[Component data from apps and pages]
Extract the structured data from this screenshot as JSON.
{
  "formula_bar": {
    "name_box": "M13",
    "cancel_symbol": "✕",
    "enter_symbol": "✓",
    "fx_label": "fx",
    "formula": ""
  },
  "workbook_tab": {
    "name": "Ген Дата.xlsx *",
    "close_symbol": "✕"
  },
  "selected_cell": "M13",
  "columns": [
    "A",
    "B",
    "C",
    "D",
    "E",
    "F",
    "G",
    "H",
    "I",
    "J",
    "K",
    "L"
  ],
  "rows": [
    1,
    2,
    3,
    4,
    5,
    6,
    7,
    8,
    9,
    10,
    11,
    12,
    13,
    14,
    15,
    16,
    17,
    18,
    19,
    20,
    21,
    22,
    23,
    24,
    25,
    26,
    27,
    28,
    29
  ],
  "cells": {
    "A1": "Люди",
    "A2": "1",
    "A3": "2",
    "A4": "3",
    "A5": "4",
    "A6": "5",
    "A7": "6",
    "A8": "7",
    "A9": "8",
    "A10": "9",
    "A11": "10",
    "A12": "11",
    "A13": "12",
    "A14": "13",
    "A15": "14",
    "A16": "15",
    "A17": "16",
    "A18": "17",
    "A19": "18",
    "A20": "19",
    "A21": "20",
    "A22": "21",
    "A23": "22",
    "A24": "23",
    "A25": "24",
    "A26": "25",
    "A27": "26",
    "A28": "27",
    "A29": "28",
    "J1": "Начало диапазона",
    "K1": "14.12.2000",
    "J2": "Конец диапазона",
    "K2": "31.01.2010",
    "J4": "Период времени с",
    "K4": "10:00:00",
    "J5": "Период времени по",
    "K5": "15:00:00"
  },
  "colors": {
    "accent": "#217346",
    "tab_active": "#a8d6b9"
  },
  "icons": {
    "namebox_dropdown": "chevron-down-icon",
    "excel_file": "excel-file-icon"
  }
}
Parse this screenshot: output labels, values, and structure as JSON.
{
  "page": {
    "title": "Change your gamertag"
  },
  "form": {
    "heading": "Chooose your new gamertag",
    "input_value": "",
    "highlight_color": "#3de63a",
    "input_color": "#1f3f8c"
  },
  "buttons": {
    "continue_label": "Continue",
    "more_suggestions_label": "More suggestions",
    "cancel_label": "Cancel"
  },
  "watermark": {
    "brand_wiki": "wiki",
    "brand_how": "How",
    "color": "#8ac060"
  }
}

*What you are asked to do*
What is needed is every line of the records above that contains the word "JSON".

*Answer box*
Extract the structured data from this screenshot as JSON.
Parse this screenshot: output labels, values, and structure as JSON.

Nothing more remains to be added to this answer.